Submission checklistThe following list will be useful during the final checking of an article prior to sending it to Arthroplasty Today for review. Please consult this Guide for Authors for further details of any item.
Ensure that the following items are present:One author has been designated as the corresponding author with contact details:
• Email address
• Full postal address
• Phone numbers
All necessary files have been uploaded, and contain:
• All figure captions
• All tables (including title, description, footnotes)
• For Case Reports, Arthroplasty in Patients with Rare Conditions, And Original Research, three questions related to the manuscript with five possible multiple choice answers, a preferred response, and a short discussion of the preferred response.
• Manuscript has been "spell-checked" and "grammar-checked"
• References are in the correct format for Arthroplasty Today
• All references mentioned in the Reference list are cited in the text, and vice versa

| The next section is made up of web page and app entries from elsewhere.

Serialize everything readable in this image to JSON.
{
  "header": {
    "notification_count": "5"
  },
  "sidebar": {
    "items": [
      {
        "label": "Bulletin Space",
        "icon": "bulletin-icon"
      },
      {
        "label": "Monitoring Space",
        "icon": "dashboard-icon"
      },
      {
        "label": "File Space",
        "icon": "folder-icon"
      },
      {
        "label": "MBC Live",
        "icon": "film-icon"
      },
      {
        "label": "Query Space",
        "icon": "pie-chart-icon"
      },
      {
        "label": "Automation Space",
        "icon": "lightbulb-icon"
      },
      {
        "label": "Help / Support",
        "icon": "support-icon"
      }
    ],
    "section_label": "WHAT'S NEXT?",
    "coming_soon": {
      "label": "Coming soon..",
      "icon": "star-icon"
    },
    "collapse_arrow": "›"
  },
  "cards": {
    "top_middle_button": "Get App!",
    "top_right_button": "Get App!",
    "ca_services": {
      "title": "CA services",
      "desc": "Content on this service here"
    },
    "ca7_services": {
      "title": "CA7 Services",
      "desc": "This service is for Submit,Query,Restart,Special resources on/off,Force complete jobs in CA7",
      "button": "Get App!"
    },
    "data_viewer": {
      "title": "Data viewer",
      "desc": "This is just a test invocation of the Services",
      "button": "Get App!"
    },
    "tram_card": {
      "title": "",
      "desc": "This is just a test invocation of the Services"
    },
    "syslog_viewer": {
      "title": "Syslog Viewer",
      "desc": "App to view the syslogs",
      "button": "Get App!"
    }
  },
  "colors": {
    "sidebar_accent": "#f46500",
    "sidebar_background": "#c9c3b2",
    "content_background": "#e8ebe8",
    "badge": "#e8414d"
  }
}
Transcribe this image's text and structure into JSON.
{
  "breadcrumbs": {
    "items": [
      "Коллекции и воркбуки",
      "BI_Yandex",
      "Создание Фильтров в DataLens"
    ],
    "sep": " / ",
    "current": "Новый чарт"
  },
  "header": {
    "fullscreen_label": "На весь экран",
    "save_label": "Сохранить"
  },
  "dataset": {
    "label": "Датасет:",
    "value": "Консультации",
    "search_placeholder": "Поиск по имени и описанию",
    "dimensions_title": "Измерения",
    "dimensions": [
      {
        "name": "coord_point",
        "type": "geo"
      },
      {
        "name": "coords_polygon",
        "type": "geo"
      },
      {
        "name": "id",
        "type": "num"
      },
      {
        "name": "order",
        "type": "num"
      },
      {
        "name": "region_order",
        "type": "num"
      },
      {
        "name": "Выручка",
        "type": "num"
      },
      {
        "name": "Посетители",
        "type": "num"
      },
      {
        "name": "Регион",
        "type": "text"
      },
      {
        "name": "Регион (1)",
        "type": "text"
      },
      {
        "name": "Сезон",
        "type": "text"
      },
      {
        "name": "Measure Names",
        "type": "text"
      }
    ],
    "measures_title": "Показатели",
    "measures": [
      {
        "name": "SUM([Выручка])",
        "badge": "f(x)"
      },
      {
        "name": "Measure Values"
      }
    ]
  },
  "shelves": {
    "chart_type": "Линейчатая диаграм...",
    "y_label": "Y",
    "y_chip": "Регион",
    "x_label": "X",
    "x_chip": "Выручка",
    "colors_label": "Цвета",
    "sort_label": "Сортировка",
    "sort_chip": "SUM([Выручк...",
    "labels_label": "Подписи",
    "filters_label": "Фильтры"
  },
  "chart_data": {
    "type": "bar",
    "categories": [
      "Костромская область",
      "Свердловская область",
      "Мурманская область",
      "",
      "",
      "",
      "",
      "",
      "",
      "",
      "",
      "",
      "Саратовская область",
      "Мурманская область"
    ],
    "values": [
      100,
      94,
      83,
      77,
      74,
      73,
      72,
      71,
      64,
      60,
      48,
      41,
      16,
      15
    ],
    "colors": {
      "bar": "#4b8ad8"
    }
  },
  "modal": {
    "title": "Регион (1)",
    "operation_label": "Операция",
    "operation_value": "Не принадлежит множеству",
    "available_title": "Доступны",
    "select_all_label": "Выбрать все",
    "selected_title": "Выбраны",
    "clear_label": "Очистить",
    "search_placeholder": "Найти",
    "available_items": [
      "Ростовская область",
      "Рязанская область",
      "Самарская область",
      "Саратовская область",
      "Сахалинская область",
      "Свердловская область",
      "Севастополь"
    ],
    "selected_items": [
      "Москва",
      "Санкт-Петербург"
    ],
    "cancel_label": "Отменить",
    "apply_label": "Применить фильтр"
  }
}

• Permission has been obtained for use of copyrighted material from other sources (including the Web)
• Color figures are clearly marked as being intended for color reproduction on the Web (free of charge) and in print, or to be reproduced in color on the Web (free of charge) and in black-and-white in print
• If only color on the Web is required, black-and-white versions of the figures are also supplied for printing purposesFor any further information please visit our customer support site at http://support.elsevier.com.